● **Task details**
The answer must consist of each line below that contains the word "Free", copied in full.

● **Dataset records**
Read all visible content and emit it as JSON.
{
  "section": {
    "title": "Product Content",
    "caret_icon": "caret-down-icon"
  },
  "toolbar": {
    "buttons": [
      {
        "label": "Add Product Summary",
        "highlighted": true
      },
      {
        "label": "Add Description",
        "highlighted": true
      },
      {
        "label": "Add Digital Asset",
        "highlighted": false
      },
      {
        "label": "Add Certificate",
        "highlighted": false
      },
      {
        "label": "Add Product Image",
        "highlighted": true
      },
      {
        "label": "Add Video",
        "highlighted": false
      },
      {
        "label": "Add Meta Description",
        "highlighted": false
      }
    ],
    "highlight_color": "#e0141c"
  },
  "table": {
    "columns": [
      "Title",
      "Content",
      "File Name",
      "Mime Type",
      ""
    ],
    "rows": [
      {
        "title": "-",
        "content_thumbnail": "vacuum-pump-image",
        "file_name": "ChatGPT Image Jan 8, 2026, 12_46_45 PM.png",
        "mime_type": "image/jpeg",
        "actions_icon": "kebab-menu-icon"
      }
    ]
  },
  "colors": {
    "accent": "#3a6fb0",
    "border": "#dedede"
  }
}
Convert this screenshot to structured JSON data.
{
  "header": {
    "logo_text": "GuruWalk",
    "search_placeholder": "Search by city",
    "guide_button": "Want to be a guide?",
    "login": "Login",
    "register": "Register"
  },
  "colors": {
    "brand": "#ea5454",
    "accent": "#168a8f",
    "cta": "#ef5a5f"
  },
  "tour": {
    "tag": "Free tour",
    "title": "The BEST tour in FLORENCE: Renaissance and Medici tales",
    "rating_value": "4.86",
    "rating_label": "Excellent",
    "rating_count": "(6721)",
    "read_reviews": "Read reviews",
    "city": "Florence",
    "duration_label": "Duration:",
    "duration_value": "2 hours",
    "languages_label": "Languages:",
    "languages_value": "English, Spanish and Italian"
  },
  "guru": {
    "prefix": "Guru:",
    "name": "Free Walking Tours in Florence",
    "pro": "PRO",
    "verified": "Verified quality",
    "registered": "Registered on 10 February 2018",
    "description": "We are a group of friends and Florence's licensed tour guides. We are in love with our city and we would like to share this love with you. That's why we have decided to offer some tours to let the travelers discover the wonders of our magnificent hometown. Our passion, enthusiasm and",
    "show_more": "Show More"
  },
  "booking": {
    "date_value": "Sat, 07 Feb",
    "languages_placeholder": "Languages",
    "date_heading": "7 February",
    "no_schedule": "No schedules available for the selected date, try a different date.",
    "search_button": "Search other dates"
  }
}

● **Exercise response**
    "tag": "Free tour",
    "name": "Free Walking Tours in Florence",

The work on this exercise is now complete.